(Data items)
.....

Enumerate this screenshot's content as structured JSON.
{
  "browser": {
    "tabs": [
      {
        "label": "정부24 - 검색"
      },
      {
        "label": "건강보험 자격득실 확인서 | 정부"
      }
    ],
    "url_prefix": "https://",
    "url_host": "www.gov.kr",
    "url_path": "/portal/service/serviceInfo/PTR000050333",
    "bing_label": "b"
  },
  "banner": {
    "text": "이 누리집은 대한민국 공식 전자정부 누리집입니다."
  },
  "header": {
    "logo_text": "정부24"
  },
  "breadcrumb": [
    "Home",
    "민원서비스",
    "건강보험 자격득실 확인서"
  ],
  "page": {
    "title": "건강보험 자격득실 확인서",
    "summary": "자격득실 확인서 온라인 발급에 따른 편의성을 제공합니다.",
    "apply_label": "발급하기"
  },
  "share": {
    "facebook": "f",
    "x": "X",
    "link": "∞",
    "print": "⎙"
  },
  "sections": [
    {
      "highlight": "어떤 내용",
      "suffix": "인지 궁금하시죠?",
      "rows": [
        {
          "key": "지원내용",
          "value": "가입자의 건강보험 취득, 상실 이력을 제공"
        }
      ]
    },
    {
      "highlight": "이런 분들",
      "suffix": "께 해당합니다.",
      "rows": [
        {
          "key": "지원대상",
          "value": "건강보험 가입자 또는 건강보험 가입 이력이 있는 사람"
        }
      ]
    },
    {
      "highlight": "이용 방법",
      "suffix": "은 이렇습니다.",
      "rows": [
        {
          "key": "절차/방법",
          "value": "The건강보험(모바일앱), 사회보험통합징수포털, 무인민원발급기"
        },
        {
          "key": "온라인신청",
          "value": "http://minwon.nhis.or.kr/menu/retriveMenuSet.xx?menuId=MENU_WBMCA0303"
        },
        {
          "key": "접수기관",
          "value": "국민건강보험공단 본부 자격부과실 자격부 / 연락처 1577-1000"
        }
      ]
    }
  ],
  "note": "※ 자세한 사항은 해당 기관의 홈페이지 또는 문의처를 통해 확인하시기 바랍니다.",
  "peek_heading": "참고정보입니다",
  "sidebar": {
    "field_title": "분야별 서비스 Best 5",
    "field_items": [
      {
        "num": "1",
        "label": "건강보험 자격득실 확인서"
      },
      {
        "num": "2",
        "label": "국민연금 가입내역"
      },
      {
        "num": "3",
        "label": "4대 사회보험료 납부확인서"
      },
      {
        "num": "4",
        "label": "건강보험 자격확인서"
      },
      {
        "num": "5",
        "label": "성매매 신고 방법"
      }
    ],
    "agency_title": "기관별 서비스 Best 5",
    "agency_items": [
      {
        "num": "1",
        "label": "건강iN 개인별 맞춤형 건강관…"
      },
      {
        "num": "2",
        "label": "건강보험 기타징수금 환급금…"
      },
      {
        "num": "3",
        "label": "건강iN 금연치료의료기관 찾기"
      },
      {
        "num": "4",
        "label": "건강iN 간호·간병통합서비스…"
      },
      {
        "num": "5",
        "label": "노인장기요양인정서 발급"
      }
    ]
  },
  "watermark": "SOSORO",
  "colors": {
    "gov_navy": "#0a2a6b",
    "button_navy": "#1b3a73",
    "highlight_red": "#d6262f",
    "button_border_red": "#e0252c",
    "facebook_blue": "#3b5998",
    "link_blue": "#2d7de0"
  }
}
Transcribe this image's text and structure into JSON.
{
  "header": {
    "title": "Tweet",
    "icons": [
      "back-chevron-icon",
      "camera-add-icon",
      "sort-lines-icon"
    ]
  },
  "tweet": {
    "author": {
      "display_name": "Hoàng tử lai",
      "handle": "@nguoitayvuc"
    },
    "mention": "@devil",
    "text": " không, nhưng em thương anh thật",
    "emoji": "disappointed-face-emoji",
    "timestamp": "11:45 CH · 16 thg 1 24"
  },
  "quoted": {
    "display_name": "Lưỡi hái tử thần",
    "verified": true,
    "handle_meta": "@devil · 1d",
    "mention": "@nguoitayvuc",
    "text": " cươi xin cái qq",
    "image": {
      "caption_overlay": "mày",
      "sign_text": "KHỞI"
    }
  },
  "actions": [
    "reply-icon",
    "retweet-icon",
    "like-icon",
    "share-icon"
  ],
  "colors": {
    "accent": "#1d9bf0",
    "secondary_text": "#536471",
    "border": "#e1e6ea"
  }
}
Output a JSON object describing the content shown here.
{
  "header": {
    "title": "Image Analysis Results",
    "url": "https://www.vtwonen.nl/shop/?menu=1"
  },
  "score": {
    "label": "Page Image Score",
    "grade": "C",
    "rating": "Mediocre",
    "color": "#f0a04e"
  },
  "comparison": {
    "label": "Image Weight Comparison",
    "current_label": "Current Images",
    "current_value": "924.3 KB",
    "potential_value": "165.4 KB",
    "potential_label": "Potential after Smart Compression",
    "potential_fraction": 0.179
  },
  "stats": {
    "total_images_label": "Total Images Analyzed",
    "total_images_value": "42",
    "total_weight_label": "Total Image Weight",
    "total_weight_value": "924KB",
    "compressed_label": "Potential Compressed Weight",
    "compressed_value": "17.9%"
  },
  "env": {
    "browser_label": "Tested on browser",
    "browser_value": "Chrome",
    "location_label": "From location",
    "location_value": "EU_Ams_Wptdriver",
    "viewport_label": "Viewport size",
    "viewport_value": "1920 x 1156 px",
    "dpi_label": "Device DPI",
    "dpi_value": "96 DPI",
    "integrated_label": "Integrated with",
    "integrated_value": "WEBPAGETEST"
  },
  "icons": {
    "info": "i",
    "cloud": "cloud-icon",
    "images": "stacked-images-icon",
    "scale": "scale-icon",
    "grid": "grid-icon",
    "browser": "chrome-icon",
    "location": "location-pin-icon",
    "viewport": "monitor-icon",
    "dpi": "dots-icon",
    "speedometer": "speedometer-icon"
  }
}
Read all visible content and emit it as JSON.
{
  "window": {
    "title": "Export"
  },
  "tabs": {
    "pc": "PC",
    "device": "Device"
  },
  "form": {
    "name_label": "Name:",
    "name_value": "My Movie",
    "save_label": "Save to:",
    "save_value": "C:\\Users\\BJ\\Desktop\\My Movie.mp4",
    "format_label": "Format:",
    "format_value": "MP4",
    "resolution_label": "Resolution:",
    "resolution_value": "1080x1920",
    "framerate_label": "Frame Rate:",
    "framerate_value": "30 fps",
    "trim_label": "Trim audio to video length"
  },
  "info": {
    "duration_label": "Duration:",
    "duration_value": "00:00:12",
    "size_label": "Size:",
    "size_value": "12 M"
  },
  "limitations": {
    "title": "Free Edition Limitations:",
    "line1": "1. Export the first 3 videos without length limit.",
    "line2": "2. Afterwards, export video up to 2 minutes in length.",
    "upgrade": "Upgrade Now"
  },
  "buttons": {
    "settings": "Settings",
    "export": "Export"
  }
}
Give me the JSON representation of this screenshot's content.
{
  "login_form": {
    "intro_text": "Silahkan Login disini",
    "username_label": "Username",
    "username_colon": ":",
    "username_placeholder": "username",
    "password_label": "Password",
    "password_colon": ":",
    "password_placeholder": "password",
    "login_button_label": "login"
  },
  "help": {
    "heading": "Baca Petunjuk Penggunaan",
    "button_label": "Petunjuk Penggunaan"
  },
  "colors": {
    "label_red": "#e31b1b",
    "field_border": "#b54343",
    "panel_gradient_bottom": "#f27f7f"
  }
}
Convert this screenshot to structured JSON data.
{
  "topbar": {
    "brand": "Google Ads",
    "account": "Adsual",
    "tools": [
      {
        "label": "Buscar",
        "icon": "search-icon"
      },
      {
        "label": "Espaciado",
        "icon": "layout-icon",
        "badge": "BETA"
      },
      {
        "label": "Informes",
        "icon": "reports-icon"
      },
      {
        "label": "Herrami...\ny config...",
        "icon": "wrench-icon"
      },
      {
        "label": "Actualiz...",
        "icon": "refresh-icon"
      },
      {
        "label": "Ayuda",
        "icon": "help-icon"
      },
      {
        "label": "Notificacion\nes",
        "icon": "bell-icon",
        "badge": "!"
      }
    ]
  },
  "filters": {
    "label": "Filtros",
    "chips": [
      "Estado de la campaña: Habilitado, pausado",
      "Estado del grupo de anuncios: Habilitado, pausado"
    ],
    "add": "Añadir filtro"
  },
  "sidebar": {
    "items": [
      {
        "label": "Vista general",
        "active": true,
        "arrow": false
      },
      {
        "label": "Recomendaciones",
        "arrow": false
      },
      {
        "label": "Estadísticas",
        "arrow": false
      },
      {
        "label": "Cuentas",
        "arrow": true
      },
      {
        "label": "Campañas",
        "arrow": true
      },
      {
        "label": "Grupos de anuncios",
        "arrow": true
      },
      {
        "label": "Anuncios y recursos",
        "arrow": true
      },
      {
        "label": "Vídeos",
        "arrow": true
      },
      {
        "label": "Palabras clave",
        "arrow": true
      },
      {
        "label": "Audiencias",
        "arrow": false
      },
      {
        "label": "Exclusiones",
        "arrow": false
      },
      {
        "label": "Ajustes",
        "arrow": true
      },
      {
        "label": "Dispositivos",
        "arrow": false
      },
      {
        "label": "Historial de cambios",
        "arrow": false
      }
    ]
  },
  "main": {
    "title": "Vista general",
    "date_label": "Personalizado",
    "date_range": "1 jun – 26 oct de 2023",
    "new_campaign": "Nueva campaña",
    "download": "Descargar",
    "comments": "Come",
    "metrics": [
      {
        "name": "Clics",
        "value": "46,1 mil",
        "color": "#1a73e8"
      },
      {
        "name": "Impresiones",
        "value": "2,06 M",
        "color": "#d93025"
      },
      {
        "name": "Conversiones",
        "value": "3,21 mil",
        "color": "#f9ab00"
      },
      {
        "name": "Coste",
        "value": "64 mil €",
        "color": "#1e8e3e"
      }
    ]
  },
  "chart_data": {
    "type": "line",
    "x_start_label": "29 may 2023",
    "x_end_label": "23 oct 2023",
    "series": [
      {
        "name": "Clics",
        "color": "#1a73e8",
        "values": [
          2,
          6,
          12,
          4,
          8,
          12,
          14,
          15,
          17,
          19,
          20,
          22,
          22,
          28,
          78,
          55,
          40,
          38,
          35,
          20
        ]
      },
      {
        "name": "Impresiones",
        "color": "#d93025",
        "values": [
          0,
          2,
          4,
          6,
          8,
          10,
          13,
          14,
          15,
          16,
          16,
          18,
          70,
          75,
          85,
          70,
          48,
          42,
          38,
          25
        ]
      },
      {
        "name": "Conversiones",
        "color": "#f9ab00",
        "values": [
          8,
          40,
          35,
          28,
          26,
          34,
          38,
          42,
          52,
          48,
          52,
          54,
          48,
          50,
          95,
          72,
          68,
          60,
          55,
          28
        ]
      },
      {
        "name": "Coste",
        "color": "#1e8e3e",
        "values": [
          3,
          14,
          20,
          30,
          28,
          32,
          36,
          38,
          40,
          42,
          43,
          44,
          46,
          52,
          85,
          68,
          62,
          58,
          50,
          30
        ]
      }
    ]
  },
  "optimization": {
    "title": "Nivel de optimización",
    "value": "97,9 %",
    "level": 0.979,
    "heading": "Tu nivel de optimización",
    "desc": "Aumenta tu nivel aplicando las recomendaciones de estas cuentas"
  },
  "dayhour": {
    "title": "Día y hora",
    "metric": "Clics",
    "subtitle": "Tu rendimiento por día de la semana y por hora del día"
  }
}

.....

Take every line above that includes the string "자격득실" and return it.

Solution to the problem
        "label": "건강보험 자격득실 확인서 | 정부"
    "건강보험 자격득실 확인서"
    "title": "건강보험 자격득실 확인서",
    "summary": "자격득실 확인서 온라인 발급에 따른 편의성을 제공합니다.",
        "label": "건강보험 자격득실 확인서"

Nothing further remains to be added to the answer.